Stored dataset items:
━━━━
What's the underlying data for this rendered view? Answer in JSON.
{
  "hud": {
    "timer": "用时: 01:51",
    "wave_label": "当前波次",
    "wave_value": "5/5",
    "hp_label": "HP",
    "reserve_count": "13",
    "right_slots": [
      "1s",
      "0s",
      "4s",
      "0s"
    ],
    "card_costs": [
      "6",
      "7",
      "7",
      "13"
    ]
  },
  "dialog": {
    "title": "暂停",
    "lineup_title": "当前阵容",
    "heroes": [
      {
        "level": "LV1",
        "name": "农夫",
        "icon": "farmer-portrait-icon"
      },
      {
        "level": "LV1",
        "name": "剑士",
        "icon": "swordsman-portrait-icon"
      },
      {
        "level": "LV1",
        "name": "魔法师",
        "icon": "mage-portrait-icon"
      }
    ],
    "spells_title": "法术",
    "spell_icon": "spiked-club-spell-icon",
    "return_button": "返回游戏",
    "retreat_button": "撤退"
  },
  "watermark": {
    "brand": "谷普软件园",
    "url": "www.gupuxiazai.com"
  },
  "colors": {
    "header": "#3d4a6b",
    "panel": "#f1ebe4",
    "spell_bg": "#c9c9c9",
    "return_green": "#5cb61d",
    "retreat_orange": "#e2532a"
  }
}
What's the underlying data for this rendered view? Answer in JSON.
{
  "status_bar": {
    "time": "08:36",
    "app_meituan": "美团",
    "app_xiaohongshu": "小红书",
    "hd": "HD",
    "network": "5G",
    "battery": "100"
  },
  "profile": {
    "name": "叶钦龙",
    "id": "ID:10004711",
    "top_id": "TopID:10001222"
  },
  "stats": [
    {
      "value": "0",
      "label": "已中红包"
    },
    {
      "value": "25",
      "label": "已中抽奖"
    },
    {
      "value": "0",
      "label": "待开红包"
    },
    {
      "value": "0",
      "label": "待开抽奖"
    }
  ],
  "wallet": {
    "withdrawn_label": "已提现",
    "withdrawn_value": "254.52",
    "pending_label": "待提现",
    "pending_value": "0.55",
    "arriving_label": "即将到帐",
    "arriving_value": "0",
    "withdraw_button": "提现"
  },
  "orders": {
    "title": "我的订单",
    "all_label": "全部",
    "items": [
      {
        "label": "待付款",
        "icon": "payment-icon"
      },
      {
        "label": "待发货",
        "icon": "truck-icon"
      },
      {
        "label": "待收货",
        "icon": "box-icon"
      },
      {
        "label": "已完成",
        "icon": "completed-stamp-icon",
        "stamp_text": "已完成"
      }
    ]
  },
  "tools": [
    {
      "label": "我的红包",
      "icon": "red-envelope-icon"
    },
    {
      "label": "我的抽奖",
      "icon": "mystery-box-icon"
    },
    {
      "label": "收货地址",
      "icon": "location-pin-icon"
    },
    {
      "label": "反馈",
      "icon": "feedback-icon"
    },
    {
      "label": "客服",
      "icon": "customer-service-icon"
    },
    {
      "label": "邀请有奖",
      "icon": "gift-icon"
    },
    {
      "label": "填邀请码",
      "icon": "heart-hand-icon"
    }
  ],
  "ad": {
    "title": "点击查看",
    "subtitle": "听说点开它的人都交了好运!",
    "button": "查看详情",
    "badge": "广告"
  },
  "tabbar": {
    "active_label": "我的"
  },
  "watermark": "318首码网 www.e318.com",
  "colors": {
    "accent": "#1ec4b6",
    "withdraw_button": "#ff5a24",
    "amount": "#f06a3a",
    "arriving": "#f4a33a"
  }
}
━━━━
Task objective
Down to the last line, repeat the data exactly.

Written answer
What's the underlying data for this rendered view? Answer in JSON.
{
  "hud": {
    "timer": "用时: 01:51",
    "wave_label": "当前波次",
    "wave_value": "5/5",
    "hp_label": "HP",
    "reserve_count": "13",
    "right_slots": [
      "1s",
      "0s",
      "4s",
      "0s"
    ],
    "card_costs": [
      "6",
      "7",
      "7",
      "13"
    ]
  },
  "dialog": {
    "title": "暂停",
    "lineup_title": "当前阵容",
    "heroes": [
      {
        "level": "LV1",
        "name": "农夫",
        "icon": "farmer-portrait-icon"
      },
      {
        "level": "LV1",
        "name": "剑士",
        "icon": "swordsman-portrait-icon"
      },
      {
        "level": "LV1",
        "name": "魔法师",
        "icon": "mage-portrait-icon"
      }
    ],
    "spells_title": "法术",
    "spell_icon": "spiked-club-spell-icon",
    "return_button": "返回游戏",
    "retreat_button": "撤退"
  },
  "watermark": {
    "brand": "谷普软件园",
    "url": "www.gupuxiazai.com"
  },
  "colors": {
    "header": "#3d4a6b",
    "panel": "#f1ebe4",
    "spell_bg": "#c9c9c9",
    "return_green": "#5cb61d",
    "retreat_orange": "#e2532a"
  }
}
What's the underlying data for this rendered view? Answer in JSON.
{
  "status_bar": {
    "time": "08:36",
    "app_meituan": "美团",
    "app_xiaohongshu": "小红书",
    "hd": "HD",
    "network": "5G",
    "battery": "100"
  },
  "profile": {
    "name": "叶钦龙",
    "id": "ID:10004711",
    "top_id": "TopID:10001222"
  },
  "stats": [
    {
      "value": "0",
      "label": "已中红包"
    },
    {
      "value": "25",
      "label": "已中抽奖"
    },
    {
      "value": "0",
      "label": "待开红包"
    },
    {
      "value": "0",
      "label": "待开抽奖"
    }
  ],
  "wallet": {
    "withdrawn_label": "已提现",
    "withdrawn_value": "254.52",
    "pending_label": "待提现",
    "pending_value": "0.55",
    "arriving_label": "即将到帐",
    "arriving_value": "0",
    "withdraw_button": "提现"
  },
  "orders": {
    "title": "我的订单",
    "all_label": "全部",
    "items": [
      {
        "label": "待付款",
        "icon": "payment-icon"
      },
      {
        "label": "待发货",
        "icon": "truck-icon"
      },
      {
        "label": "待收货",
        "icon": "box-icon"
      },
      {
        "label": "已完成",
        "icon": "completed-stamp-icon",
        "stamp_text": "已完成"
      }
    ]
  },
  "tools": [
    {
      "label": "我的红包",
      "icon": "red-envelope-icon"
    },
    {
      "label": "我的抽奖",
      "icon": "mystery-box-icon"
    },
    {
      "label": "收货地址",
      "icon": "location-pin-icon"
    },
    {
      "label": "反馈",
      "icon": "feedback-icon"
    },
    {
      "label": "客服",
      "icon": "customer-service-icon"
    },
    {
      "label": "邀请有奖",
      "icon": "gift-icon"
    },
    {
      "label": "填邀请码",
      "icon": "heart-hand-icon"
    }
  ],
  "ad": {
    "title": "点击查看",
    "subtitle": "听说点开它的人都交了好运!",
    "button": "查看详情",
    "badge": "广告"
  },
  "tabbar": {
    "active_label": "我的"
  },
  "watermark": "318首码网 www.e318.com",
  "colors": {
    "accent": "#1ec4b6",
    "withdraw_button": "#ff5a24",
    "amount": "#f06a3a",
    "arriving": "#f4a33a"
  }
}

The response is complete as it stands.